═════ Data extract

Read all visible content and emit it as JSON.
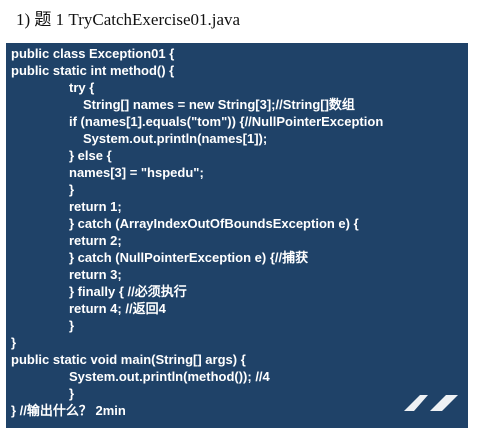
{
  "heading": {
    "number": "1)",
    "text": "题 1 TryCatchExercise01.java"
  },
  "code_lines": [
    "public class Exception01 {",
    "public static int method() {",
    "try {",
    "String[] names = new String[3];//String[]数组",
    "if (names[1].equals(\"tom\")) {//NullPointerException",
    "System.out.println(names[1]);",
    "} else {",
    "names[3] = \"hspedu\";",
    "}",
    "return 1;",
    "} catch (ArrayIndexOutOfBoundsException e) {",
    "return 2;",
    "} catch (NullPointerException e) {//捕获",
    "return 3;",
    "} finally { //必须执行",
    "return 4; //返回4",
    "}",
    "}",
    "public static void main(String[] args) {",
    "System.out.println(method()); //4",
    "}",
    "} //输出什么？ 2min"
  ],
  "colors": {
    "code_background": "#1f4268",
    "code_text": "#ffffff"
  }
}
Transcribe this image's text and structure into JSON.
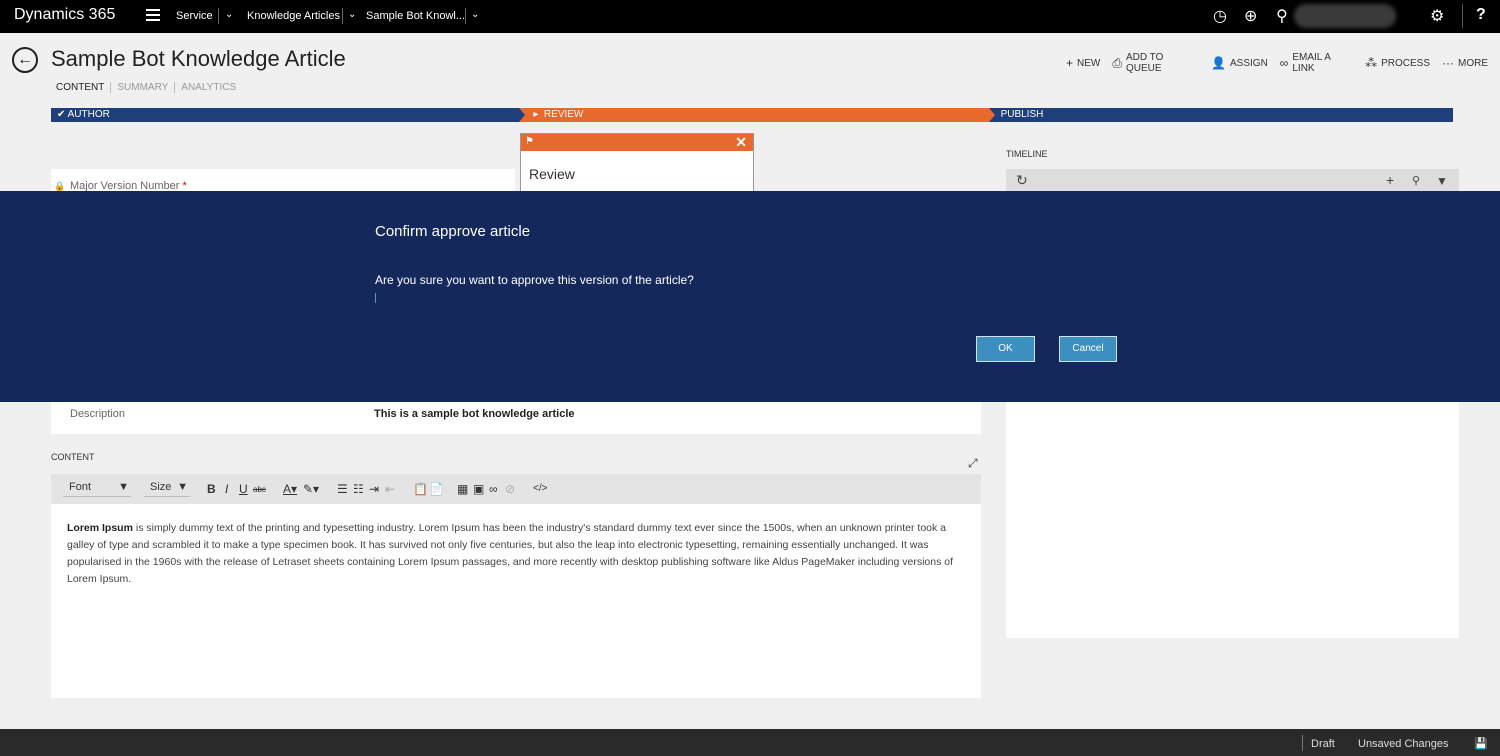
{
  "topbar": {
    "brand": "Dynamics 365",
    "crumbs": [
      "Service",
      "Knowledge Articles",
      "Sample Bot Knowl..."
    ]
  },
  "header": {
    "title": "Sample Bot Knowledge Article",
    "tabs": [
      "CONTENT",
      "SUMMARY",
      "ANALYTICS"
    ],
    "commands": [
      {
        "icon": "plus-icon",
        "label": "NEW"
      },
      {
        "icon": "queue-icon",
        "label": "ADD TO QUEUE"
      },
      {
        "icon": "assign-icon",
        "label": "ASSIGN"
      },
      {
        "icon": "link-icon",
        "label": "EMAIL A LINK"
      },
      {
        "icon": "process-icon",
        "label": "PROCESS"
      },
      {
        "icon": "more-icon",
        "label": "MORE"
      }
    ]
  },
  "process": {
    "stages": [
      "AUTHOR",
      "REVIEW",
      "PUBLISH"
    ],
    "flyout_title": "Review",
    "active_color": "#e8692e",
    "stage_color": "#1f3f7a"
  },
  "form": {
    "field_label": "Major Version Number",
    "required_mark": "*",
    "description_label": "Description",
    "description_value": "This is a sample bot knowledge article",
    "content_label": "CONTENT",
    "font_select": "Font",
    "size_select": "Size",
    "content_bold": "Lorem Ipsum",
    "content_text": " is simply dummy text of the printing and typesetting industry. Lorem Ipsum has been the industry's standard dummy text ever since the 1500s, when an unknown printer took a galley of type and scrambled it to make a type specimen book. It has survived not only five centuries, but also the leap into electronic typesetting, remaining essentially unchanged. It was popularised in the 1960s with the release of Letraset sheets containing Lorem Ipsum passages, and more recently with desktop publishing software like Aldus PageMaker including versions of Lorem Ipsum."
  },
  "timeline": {
    "label": "TIMELINE"
  },
  "modal": {
    "title": "Confirm approve article",
    "message": "Are you sure you want to approve this version of the article?",
    "ok_label": "OK",
    "cancel_label": "Cancel",
    "bg_color": "#14285c"
  },
  "footer": {
    "status": "Draft",
    "unsaved": "Unsaved Changes"
  }
}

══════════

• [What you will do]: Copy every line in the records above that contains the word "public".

• [Solution for this task]:
    "public class Exception01 {",
    "public static int method() {",
    "public static void main(String[] args) {",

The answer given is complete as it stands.